**The problem**
What lines in this listing contain the string "rolling"? Report each one by copying it.

**The data**
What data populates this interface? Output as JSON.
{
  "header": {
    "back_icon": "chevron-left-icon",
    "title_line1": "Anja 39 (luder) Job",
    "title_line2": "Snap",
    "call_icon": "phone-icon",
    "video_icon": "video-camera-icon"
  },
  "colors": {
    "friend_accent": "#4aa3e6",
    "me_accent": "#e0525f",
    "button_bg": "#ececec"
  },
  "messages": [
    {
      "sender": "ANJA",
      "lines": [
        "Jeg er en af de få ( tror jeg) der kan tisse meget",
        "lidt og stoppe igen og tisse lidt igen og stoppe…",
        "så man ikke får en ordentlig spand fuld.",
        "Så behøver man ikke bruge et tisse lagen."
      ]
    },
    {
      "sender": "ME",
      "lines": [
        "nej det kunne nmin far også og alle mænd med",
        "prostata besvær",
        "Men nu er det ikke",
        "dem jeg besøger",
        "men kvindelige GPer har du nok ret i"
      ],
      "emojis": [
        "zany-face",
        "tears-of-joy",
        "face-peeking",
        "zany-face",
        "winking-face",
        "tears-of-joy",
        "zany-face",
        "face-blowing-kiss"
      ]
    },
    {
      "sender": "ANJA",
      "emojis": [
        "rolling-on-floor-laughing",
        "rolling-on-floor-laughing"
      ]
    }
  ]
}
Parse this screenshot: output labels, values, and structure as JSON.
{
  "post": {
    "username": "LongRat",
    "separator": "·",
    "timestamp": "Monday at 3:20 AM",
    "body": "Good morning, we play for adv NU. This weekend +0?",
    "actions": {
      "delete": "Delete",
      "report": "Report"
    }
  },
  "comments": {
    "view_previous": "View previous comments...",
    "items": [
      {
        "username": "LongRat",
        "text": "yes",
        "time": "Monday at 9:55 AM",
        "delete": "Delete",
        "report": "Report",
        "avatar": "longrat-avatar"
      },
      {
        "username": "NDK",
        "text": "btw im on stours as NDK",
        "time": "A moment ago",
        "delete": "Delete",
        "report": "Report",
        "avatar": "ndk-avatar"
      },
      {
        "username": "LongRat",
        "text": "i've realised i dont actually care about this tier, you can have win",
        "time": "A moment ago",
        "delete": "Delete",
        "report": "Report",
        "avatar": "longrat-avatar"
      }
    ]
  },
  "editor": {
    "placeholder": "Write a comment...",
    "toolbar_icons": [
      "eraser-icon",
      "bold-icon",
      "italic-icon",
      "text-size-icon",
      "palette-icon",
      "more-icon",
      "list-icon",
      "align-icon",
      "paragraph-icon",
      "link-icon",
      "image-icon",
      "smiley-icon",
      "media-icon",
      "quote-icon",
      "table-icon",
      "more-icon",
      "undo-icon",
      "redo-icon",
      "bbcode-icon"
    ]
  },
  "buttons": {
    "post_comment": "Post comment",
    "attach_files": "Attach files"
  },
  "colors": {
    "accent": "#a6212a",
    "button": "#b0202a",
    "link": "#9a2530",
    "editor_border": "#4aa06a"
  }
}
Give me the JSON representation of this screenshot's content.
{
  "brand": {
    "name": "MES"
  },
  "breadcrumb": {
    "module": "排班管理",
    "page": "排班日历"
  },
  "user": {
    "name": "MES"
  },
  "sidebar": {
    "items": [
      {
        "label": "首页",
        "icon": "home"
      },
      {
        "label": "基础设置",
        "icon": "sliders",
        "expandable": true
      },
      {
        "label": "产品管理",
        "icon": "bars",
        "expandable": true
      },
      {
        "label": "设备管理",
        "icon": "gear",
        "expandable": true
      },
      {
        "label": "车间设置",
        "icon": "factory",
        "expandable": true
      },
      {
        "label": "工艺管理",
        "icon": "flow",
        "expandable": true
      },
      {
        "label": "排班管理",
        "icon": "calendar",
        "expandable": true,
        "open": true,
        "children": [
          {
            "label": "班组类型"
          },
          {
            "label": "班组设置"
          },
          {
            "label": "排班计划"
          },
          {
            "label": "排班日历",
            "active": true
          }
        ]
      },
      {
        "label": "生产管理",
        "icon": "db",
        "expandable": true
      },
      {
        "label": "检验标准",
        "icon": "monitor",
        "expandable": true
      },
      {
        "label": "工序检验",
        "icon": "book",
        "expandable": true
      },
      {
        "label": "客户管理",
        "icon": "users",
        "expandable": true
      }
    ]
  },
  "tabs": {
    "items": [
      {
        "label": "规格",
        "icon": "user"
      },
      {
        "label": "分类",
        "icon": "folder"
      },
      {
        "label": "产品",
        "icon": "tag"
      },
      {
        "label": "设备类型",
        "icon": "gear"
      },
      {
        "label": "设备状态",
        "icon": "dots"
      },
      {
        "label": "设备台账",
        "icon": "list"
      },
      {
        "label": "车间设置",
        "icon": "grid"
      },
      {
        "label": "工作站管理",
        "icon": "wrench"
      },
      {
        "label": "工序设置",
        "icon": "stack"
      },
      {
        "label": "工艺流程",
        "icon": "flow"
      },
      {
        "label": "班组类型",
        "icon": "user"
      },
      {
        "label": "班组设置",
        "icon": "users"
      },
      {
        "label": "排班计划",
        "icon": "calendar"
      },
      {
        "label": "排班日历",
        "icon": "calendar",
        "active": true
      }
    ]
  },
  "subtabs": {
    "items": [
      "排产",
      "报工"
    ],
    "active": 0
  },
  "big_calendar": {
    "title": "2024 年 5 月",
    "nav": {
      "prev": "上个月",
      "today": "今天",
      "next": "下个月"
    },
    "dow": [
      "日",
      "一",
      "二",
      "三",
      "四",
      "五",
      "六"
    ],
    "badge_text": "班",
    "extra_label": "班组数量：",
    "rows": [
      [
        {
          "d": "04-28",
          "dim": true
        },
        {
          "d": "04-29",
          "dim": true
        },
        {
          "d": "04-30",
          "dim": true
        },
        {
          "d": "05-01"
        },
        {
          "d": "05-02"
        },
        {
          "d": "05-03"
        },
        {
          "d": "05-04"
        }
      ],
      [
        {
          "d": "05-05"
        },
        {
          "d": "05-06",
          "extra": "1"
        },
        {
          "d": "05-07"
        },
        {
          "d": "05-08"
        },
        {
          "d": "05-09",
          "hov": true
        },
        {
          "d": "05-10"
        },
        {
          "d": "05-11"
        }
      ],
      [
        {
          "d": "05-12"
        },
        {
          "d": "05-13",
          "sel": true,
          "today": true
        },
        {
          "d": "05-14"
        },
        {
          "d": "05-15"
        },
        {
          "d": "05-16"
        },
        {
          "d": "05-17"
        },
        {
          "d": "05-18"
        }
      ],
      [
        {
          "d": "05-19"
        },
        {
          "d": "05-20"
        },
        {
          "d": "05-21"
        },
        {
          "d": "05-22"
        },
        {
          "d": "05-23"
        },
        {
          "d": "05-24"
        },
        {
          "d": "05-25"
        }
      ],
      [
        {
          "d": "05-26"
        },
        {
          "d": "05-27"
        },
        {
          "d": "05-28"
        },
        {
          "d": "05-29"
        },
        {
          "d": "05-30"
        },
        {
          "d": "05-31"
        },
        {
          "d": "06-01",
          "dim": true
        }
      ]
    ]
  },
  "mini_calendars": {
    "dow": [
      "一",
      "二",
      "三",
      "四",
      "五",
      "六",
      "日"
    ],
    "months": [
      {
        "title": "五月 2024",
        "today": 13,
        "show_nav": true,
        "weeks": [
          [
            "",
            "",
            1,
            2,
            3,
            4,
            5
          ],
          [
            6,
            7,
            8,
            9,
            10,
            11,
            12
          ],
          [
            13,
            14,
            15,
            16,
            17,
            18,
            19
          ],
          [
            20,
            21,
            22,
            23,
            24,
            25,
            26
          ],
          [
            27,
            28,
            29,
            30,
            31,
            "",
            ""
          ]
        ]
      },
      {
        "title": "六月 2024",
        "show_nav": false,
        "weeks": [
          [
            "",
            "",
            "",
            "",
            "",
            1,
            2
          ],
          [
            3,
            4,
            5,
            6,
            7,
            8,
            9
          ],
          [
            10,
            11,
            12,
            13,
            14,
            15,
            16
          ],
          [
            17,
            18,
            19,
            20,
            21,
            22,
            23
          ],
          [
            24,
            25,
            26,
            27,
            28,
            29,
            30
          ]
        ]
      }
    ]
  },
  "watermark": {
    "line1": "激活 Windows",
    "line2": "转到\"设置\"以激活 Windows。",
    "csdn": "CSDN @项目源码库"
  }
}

**Answer to this task**
        "rolling-on-floor-laughing",
        "rolling-on-floor-laughing"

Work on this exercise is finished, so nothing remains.